  24. I had this same question in mind last week concerning whether to return to get a master's or to dedicate all my time to being a wife and mother. I thought of looking at the backgrounds of the women general authorities, who are our role models. I was very surprised to find that all of them had bachelor's degree, except for one, but none of them had master's!
    My mother got divorced when I was 3 and my brother was 1. She had to go back to school for 3 years to finish her bachelor's. It definately helped me to see the importance of women receiving higher education and gave me a determination to finish my education as soon as possible before having children. We were very blessed that my grandmother would leave my grandfather in California and stay with us for months at a time in Utah to babysit my brother and me afterschool, to make healthy warm meals, to do laundry, etc.
    My mom greatly appreciated this so that she could play with us after she was finished with school, enjoy dinner with us, and help us with our homework. As we'd go to sleep at night, I would hear my mom typing on her computer to start her studies.

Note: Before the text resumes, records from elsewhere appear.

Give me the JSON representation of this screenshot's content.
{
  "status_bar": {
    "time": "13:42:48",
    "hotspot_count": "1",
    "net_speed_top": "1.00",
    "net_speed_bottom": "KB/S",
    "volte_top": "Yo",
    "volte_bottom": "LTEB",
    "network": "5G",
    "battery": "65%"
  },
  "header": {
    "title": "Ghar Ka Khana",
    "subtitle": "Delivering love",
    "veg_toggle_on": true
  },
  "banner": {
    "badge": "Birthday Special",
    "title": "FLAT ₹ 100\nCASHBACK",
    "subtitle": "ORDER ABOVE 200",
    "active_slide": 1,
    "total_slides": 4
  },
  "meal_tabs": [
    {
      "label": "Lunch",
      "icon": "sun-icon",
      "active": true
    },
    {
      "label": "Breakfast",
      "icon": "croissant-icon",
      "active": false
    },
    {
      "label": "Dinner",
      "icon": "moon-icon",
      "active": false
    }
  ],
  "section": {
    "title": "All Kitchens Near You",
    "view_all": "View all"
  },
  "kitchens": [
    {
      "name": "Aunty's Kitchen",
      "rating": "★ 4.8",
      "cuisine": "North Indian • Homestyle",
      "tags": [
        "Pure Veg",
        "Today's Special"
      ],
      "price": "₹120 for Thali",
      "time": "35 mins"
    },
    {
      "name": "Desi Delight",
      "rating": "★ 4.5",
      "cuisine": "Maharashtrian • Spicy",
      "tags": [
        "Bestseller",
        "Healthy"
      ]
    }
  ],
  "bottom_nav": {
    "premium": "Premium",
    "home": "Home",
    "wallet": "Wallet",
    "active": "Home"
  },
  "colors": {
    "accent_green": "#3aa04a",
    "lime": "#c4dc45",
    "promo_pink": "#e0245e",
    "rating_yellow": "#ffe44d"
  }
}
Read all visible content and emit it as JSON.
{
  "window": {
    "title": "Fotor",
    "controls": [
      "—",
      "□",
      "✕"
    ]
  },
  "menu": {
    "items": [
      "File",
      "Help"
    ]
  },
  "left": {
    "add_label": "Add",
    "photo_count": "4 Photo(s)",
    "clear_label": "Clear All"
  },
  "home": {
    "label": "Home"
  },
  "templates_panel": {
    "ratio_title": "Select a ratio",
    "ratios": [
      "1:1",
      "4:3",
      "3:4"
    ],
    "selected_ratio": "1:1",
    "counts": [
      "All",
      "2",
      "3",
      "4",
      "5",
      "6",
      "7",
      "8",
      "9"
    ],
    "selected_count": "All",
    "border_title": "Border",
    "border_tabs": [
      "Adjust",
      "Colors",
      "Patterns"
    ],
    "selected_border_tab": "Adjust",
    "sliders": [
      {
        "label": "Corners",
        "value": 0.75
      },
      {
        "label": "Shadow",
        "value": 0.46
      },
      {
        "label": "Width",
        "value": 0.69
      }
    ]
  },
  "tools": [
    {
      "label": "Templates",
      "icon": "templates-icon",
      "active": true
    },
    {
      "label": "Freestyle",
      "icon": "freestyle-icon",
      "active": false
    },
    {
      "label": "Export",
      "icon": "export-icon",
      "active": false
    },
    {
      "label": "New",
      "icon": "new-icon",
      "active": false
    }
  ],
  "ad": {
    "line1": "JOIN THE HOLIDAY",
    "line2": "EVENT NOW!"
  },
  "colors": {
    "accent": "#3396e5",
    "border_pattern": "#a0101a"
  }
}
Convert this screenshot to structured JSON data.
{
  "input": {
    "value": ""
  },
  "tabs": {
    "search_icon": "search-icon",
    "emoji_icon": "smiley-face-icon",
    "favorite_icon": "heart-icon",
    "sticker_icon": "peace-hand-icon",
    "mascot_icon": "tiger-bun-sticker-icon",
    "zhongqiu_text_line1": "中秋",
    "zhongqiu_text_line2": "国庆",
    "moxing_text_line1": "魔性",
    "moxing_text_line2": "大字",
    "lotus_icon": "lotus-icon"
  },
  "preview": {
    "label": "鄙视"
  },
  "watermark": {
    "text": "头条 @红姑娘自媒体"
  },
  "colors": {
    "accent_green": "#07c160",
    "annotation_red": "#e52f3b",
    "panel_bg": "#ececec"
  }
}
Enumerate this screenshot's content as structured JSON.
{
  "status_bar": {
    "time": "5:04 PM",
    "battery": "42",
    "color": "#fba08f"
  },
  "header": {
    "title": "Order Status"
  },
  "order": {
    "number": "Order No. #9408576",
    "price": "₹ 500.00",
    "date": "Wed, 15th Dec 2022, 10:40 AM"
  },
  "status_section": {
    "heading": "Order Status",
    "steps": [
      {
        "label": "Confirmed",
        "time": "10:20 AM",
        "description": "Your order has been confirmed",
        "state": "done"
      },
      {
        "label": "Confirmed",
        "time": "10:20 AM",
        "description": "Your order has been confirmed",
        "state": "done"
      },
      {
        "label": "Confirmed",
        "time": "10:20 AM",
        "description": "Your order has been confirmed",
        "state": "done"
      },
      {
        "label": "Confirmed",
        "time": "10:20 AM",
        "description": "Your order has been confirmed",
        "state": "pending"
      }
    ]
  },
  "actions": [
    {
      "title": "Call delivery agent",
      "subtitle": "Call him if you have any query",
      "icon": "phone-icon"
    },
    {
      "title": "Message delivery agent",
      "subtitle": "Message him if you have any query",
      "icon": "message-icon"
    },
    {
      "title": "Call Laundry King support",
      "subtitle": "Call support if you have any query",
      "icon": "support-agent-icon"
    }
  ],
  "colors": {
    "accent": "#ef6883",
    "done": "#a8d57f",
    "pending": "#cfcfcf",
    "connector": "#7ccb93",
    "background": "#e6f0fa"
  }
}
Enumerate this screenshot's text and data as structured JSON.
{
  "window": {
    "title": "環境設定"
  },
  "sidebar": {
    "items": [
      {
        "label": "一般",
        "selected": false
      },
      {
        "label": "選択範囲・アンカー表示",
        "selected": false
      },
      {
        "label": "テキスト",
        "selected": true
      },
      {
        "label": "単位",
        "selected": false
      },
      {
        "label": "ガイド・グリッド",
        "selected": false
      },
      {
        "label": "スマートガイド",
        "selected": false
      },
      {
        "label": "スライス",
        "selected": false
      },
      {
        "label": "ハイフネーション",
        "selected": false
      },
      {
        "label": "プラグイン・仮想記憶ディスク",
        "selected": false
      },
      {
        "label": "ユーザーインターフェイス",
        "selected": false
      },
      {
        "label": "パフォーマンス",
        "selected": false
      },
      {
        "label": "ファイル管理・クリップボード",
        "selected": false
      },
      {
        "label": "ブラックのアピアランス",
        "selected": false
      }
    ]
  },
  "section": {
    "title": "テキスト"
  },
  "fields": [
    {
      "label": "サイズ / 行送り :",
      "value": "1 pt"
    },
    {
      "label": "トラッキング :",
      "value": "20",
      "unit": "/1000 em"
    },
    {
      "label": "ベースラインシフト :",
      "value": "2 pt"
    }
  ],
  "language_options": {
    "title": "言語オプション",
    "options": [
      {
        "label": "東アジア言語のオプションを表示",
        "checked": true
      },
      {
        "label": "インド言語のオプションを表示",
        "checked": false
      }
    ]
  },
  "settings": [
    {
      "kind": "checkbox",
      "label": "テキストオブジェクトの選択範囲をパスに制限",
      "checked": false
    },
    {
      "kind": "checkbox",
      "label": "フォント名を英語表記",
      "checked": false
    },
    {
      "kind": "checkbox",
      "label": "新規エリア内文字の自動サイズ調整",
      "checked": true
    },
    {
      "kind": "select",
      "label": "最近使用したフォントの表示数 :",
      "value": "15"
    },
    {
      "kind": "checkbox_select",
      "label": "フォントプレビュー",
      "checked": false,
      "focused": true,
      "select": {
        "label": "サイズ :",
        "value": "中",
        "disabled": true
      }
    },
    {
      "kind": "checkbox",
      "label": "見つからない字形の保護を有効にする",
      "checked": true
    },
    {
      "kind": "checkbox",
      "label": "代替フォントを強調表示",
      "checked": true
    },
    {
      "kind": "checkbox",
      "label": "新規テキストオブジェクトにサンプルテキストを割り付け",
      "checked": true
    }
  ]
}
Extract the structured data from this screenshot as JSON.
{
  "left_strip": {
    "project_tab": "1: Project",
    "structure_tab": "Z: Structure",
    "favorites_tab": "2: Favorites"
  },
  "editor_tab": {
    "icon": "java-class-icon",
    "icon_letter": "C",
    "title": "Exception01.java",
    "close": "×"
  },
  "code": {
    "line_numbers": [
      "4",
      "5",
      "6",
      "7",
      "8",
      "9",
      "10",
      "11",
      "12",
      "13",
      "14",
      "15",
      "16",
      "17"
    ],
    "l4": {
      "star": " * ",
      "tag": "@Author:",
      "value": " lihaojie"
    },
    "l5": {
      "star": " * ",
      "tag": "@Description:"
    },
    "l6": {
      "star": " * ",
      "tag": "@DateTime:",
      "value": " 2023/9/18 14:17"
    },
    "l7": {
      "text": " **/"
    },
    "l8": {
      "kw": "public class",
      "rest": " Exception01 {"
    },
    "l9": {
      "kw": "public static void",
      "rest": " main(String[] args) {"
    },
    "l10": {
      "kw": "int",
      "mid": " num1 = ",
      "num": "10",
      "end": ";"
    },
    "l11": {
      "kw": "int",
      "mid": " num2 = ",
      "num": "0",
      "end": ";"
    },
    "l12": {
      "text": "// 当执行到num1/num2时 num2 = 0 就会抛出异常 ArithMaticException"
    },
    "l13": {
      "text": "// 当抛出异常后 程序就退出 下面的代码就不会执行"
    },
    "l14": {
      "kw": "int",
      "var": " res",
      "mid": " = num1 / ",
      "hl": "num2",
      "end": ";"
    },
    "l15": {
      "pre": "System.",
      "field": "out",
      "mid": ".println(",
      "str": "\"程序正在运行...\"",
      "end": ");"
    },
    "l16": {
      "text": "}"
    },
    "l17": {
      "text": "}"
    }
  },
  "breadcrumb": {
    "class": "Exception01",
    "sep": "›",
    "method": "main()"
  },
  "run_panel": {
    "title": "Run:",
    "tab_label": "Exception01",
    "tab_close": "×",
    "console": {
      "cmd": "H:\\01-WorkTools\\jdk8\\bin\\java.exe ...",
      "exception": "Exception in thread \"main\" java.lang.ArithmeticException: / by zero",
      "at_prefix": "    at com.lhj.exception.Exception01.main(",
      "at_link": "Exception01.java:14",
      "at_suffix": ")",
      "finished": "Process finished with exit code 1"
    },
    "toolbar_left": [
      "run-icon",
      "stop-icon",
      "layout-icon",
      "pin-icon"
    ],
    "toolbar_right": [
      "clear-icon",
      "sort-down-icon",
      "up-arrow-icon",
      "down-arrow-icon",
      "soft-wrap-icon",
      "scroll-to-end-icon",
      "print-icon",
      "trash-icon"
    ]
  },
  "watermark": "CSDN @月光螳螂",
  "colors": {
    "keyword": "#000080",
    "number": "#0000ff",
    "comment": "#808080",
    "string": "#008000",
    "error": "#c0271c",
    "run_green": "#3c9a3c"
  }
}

She'd get 4-5 hours of sleep each night and was exhausted for years. She had dark circles under her puffy eyes. It made me feel so bad for her.
    She did her best, and I appreciate her example more than anything. However, she regrets not being able to spend more time with us growing up. She got to spend a good amount of time with us afterschool, but she wasn't a full time mom. I'm 25 now and she still tells me every so often how she regrets not being able to be there emotionally and physically over the years.
    I wish that she had had more energy to help me learn good study habits in school, to help me with my homework, to make dinner as we became teenagers. There were many times she was so tired after work she'd need to nap. I needed her a lot when I was a teenager, even when I didn't think I did. Looking back I realize how helpful it would have been for her to help me learn how to cook, how to study.

    I have received my bachelor's, which I am grateful for. I know that as I show my children the importance of reading, by reading and learning things on my own, and reading with them, they will know the value of education. I don't, in my situation, see the need to run faster than I have strength, so that I can serve my husband and my children with the majority of my energy. I want to get a master's degree later on in life, but I feel that I need to trust the Lord to give me opportunities to learn by experience, by personal study, and by small service opportunities each day.